(Source records)
'''

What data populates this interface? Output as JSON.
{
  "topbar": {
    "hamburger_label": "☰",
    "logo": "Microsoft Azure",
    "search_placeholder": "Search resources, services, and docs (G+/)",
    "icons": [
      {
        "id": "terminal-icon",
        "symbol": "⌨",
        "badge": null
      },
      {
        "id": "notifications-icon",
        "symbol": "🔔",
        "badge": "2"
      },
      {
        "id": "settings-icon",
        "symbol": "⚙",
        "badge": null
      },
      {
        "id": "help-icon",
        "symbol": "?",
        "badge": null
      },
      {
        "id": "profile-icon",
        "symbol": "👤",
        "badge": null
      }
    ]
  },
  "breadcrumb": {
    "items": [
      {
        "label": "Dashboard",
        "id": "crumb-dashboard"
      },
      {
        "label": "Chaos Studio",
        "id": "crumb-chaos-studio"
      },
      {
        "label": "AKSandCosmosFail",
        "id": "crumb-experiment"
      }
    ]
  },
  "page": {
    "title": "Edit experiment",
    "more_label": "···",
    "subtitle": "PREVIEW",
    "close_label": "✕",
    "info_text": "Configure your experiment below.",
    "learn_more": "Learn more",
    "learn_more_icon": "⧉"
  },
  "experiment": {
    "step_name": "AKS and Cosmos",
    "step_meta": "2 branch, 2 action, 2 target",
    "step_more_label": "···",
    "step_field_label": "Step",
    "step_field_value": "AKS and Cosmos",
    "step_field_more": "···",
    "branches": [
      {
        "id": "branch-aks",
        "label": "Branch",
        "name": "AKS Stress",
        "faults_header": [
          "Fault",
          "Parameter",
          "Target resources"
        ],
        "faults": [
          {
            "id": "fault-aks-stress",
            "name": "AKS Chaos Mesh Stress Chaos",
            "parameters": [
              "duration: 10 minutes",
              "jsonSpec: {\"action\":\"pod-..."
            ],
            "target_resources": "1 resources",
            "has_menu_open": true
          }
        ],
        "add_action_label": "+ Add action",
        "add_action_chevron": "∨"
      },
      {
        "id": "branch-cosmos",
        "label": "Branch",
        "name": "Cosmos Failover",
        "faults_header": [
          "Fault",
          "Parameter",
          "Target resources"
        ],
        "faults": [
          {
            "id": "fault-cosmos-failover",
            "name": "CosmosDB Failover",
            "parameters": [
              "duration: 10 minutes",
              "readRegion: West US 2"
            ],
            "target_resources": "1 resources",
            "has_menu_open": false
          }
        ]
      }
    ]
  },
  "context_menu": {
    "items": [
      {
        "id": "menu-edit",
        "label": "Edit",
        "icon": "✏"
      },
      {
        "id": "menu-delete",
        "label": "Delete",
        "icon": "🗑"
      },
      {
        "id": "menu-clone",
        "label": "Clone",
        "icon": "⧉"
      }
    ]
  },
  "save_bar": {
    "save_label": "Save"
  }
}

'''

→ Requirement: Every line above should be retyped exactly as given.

→ Written answer:
What data populates this interface? Output as JSON.
{
  "topbar": {
    "hamburger_label": "☰",
    "logo": "Microsoft Azure",
    "search_placeholder": "Search resources, services, and docs (G+/)",
    "icons": [
      {
        "id": "terminal-icon",
        "symbol": "⌨",
        "badge": null
      },
      {
        "id": "notifications-icon",
        "symbol": "🔔",
        "badge": "2"
      },
      {
        "id": "settings-icon",
        "symbol": "⚙",
        "badge": null
      },
      {
        "id": "help-icon",
        "symbol": "?",
        "badge": null
      },
      {
        "id": "profile-icon",
        "symbol": "👤",
        "badge": null
      }
    ]
  },
  "breadcrumb": {
    "items": [
      {
        "label": "Dashboard",
        "id": "crumb-dashboard"
      },
      {
        "label": "Chaos Studio",
        "id": "crumb-chaos-studio"
      },
      {
        "label": "AKSandCosmosFail",
        "id": "crumb-experiment"
      }
    ]
  },
  "page": {
    "title": "Edit experiment",
    "more_label": "···",
    "subtitle": "PREVIEW",
    "close_label": "✕",
    "info_text": "Configure your experiment below.",
    "learn_more": "Learn more",
    "learn_more_icon": "⧉"
  },
  "experiment": {
    "step_name": "AKS and Cosmos",
    "step_meta": "2 branch, 2 action, 2 target",
    "step_more_label": "···",
    "step_field_label": "Step",
    "step_field_value": "AKS and Cosmos",
    "step_field_more": "···",
    "branches": [
      {
        "id": "branch-aks",
        "label": "Branch",
        "name": "AKS Stress",
        "faults_header": [
          "Fault",
          "Parameter",
          "Target resources"
        ],
        "faults": [
          {
            "id": "fault-aks-stress",
            "name": "AKS Chaos Mesh Stress Chaos",
            "parameters": [
              "duration: 10 minutes",
              "jsonSpec: {\"action\":\"pod-..."
            ],
            "target_resources": "1 resources",
            "has_menu_open": true
          }
        ],
        "add_action_label": "+ Add action",
        "add_action_chevron": "∨"
      },
      {
        "id": "branch-cosmos",
        "label": "Branch",
        "name": "Cosmos Failover",
        "faults_header": [
          "Fault",
          "Parameter",
          "Target resources"
        ],
        "faults": [
          {
            "id": "fault-cosmos-failover",
            "name": "CosmosDB Failover",
            "parameters": [
              "duration: 10 minutes",
              "readRegion: West US 2"
            ],
            "target_resources": "1 resources",
            "has_menu_open": false
          }
        ]
      }
    ]
  },
  "context_menu": {
    "items": [
      {
        "id": "menu-edit",
        "label": "Edit",
        "icon": "✏"
      },
      {
        "id": "menu-delete",
        "label": "Delete",
        "icon": "🗑"
      },
      {
        "id": "menu-clone",
        "label": "Clone",
        "icon": "⧉"
      }
    ]
  },
  "save_bar": {
    "save_label": "Save"
  }
}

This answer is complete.